  • Performance. Cloud migration enables most businesses to improve performance and their customers’ overall user experience. Suppose the company’s website or application is hosted in a cloud data center instead of on-premises servers. In that case, the data will not have to travel as far to reach the end users, reducing latency.
  • Scalability. Cloud computing scales up (or down) to support larger or smaller workloads and greater numbers of users far more quickly and easily than on-premises infrastructures. The latter requires companies to buy and set up additional networking equipment, physical servers, or software licenses.

In addition, cloud migration offers:

  • A shift to everything-as-a-service
  • Better consumption management
  • Better management of increased customer expectations
  • Easing increasing resource demands
  • Improved overall performance
  • Simplified IT
  • The ability to innovate faster
  • The delivery of immediate business results

Also Read: How to Become a Cloud Engineer in 2024? A Complete Guide

The Challenges of Cloud Migration

Nothing worthwhile is simple, and that includes migrating to the cloud. Here are the most common challenges associated with performing a migration to the cloud:

  • Migrating large databases. Typically, databases must be completely moved to a different platform to function in the cloud. However, moving an entire database is difficult, especially if it involves vast data. Some cloud providers help mitigate this issue by offering physical data transfer methods, like loading data onto a hardware appliance and shipping it to the cloud provider, a practice reserved for massive databases that would take too long to migrate via the Internet.
  • Data integrity.
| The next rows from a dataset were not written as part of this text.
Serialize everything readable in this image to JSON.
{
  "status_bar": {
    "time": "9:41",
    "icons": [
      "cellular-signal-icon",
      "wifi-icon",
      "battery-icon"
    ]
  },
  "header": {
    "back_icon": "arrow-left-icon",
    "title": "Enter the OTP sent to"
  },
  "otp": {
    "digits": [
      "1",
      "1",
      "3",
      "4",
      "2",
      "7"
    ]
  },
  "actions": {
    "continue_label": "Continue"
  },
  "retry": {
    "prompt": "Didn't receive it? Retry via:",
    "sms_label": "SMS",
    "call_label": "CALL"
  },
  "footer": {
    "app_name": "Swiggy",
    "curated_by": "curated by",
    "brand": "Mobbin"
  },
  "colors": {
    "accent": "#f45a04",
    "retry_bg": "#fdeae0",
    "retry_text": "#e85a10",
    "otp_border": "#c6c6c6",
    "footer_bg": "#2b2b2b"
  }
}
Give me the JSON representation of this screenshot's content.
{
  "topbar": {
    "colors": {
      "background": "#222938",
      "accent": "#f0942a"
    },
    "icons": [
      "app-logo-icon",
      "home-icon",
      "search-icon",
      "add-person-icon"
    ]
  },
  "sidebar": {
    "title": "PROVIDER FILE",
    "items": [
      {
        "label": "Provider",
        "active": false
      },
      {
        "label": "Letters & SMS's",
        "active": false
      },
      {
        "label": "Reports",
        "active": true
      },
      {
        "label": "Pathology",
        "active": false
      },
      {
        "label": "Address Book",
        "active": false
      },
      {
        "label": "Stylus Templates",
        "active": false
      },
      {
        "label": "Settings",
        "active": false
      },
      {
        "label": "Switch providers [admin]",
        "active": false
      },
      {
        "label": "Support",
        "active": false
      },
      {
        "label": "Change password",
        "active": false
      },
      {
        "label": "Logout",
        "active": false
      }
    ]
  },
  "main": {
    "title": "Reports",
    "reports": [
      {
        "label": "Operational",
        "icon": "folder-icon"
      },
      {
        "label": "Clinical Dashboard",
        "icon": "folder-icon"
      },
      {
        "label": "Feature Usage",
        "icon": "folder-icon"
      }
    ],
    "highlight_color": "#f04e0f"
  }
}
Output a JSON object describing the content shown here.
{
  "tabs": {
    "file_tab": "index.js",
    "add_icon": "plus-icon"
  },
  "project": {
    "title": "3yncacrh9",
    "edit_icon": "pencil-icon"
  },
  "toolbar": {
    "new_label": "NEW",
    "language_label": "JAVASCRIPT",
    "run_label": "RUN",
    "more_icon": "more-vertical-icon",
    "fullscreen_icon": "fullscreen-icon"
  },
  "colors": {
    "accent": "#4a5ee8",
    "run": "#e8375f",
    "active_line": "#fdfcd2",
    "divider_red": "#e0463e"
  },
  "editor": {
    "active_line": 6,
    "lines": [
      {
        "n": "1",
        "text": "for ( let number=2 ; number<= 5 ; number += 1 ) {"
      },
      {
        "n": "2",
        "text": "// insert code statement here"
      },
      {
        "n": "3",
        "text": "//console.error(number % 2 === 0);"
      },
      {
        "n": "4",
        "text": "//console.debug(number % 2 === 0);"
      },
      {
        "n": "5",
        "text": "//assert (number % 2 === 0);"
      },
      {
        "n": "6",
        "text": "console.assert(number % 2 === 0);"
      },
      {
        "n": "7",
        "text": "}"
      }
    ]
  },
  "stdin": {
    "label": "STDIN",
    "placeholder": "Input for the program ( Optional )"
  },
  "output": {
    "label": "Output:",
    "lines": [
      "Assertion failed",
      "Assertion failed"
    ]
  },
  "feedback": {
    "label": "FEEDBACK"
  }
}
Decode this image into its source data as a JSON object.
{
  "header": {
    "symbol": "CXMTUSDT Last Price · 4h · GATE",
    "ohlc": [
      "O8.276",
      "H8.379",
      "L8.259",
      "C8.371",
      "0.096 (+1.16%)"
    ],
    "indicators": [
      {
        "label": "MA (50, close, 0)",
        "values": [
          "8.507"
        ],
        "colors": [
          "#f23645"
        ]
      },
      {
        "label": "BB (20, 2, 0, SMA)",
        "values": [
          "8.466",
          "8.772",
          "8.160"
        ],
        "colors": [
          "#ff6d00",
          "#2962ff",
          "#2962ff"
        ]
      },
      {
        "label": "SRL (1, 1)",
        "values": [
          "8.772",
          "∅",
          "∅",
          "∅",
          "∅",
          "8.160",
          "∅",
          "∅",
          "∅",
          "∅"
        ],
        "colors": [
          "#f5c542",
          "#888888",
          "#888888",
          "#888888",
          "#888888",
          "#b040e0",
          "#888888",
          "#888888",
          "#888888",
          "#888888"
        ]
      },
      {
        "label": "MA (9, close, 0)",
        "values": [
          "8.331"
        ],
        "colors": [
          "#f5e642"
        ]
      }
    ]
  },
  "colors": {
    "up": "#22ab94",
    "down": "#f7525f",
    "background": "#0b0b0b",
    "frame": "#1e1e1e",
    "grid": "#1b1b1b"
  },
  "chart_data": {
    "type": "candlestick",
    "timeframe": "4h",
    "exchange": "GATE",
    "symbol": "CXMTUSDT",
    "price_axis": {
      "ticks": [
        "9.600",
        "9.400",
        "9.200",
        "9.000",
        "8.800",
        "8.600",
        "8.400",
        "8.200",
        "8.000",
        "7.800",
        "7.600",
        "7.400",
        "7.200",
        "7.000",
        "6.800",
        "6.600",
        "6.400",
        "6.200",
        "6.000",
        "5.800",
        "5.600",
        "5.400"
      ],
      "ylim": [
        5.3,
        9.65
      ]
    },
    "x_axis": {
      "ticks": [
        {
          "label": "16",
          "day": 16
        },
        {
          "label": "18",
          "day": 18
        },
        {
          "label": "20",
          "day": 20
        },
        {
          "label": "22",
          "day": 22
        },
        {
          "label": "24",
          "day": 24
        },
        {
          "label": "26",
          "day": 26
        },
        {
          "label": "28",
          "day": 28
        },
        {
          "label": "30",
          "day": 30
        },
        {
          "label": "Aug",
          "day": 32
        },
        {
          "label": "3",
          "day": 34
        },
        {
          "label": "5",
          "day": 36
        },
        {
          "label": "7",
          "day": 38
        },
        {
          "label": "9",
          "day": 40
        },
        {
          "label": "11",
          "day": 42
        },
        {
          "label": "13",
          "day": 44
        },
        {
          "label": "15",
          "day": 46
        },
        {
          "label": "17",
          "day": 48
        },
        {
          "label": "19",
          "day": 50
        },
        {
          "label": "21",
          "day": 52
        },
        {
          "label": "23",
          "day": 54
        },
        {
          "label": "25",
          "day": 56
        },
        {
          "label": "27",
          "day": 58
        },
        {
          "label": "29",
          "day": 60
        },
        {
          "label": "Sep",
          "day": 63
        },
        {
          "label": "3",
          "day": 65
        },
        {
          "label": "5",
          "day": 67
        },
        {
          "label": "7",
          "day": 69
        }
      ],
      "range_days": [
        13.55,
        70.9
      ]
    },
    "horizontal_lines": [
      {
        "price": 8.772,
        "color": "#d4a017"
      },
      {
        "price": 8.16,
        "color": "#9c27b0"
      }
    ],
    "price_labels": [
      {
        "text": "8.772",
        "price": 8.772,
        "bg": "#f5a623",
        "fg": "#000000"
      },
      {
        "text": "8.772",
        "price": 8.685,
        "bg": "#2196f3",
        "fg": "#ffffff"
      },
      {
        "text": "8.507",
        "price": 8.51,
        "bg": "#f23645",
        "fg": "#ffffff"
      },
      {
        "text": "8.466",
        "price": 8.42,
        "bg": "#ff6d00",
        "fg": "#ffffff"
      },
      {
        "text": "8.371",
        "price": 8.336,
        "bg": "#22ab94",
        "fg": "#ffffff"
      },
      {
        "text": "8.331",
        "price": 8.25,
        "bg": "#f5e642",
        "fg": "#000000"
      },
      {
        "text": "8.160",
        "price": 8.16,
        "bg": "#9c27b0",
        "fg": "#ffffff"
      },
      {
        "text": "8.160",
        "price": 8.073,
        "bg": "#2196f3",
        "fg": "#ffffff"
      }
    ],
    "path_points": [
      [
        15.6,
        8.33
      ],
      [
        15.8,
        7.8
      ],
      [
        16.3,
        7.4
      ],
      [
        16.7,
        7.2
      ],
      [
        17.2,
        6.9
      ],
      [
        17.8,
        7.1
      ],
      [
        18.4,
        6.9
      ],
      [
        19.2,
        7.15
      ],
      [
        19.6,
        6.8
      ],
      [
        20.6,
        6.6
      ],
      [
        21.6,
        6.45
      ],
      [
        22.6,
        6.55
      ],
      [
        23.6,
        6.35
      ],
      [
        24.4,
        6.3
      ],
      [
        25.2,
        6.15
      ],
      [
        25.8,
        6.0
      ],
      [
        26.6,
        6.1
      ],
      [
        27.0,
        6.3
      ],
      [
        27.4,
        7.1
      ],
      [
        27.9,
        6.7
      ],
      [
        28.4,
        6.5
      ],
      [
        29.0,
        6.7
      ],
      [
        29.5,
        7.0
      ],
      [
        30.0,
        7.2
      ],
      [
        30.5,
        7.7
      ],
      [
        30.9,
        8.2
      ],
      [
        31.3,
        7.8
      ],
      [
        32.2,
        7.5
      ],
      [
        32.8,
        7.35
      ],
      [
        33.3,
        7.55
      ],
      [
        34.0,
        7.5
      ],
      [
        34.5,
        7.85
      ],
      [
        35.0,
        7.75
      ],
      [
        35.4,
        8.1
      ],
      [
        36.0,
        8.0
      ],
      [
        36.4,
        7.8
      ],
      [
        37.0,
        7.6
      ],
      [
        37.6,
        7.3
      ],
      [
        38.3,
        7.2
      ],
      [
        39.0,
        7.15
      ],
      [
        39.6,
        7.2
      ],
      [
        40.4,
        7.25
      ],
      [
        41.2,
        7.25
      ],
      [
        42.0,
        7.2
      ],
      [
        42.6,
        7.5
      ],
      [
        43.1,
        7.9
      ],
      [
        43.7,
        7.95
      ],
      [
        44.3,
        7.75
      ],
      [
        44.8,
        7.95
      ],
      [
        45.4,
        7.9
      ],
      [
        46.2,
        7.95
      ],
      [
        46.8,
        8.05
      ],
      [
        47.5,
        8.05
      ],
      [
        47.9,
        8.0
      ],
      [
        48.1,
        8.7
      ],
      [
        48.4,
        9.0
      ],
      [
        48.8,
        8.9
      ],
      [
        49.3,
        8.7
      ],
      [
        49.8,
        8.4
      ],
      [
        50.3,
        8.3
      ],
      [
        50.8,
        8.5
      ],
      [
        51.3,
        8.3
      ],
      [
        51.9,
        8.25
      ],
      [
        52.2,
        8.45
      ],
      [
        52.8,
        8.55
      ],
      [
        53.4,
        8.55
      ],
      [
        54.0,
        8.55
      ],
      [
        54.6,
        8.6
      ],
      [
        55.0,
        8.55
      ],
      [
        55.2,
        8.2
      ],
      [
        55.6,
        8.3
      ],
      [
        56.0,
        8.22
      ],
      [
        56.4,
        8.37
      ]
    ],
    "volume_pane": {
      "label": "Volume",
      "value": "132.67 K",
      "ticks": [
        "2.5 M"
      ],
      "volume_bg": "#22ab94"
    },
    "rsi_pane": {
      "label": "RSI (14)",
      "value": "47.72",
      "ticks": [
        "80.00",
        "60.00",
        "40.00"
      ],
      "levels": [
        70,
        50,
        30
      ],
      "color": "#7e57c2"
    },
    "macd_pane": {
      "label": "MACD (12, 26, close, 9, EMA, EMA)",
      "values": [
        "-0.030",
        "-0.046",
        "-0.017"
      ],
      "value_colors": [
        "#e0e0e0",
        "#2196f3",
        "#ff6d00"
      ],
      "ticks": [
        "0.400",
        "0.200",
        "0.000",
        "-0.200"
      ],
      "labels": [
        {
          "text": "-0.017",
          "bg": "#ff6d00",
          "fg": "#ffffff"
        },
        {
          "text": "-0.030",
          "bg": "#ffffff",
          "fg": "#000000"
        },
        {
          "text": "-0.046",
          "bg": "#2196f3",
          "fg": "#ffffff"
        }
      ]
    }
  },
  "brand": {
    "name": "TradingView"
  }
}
Security is a big issue. Once data is transferred, the migration team needs to ensure that the data is intact and secure and was not somehow leaked during the migration process.
  • Continued operation. Many businesses need help to afford to shut down during a cloud migration. Businesses must ensure that their legacy systems and infrastructure remain available and operational throughout the migration. This need means there will be some overlap between the on-premises assets and the cloud to ensure continuous service. For example, copying all data stored in the cloud is essential before shutting down an existing database. Consequently, businesses typically must move just a few assets at a time instead of all at once.

Do You Want to Get Better Acquainted with Cloud Computing?

Whether you’re involved in a cloud migration or just want to add cloud skills to your portfolio, consider this intense cloud computing bootcamp. This 32-week bootcamp features an instructor-led, project-based, hands-on learning experience in cloud computing and DevOps. This is the perfect course for developing expertise in multi-cloud strategies by learning about the Azure and AWS cloud platforms. reports that cloud engineers can earn a yearly average of $115,437. So, join the cloud migration revolution and get your cloud-based skills in order through this comprehensive online bootcamp.

You might also like to read:

Top Cloud Computing Career Paths to Explore in 2024

Different Types of Cloud Computing: A Comprehensive Guide

What is AWS EC2? A Comprehensive Guide

How to Become an AWS Solutions Architect: A Complete Guide

Top 10 Cloud Computing Characteristics

Cloud Computing Bootcamp

Leave a Comment

Your email address will not be published.

What is Cloud Data Engineer

Career Breakdown: Who is a Cloud Data Engineer?

Wondering who is a cloud data engineer and how to become one? Learn about the role, essential skills, and the benefits of a cloud computing bootcamp to help you build a career in this field.

Cloud Computing Bootcamp


6 months

Learning Format

Online Bootcamp

Program Benefits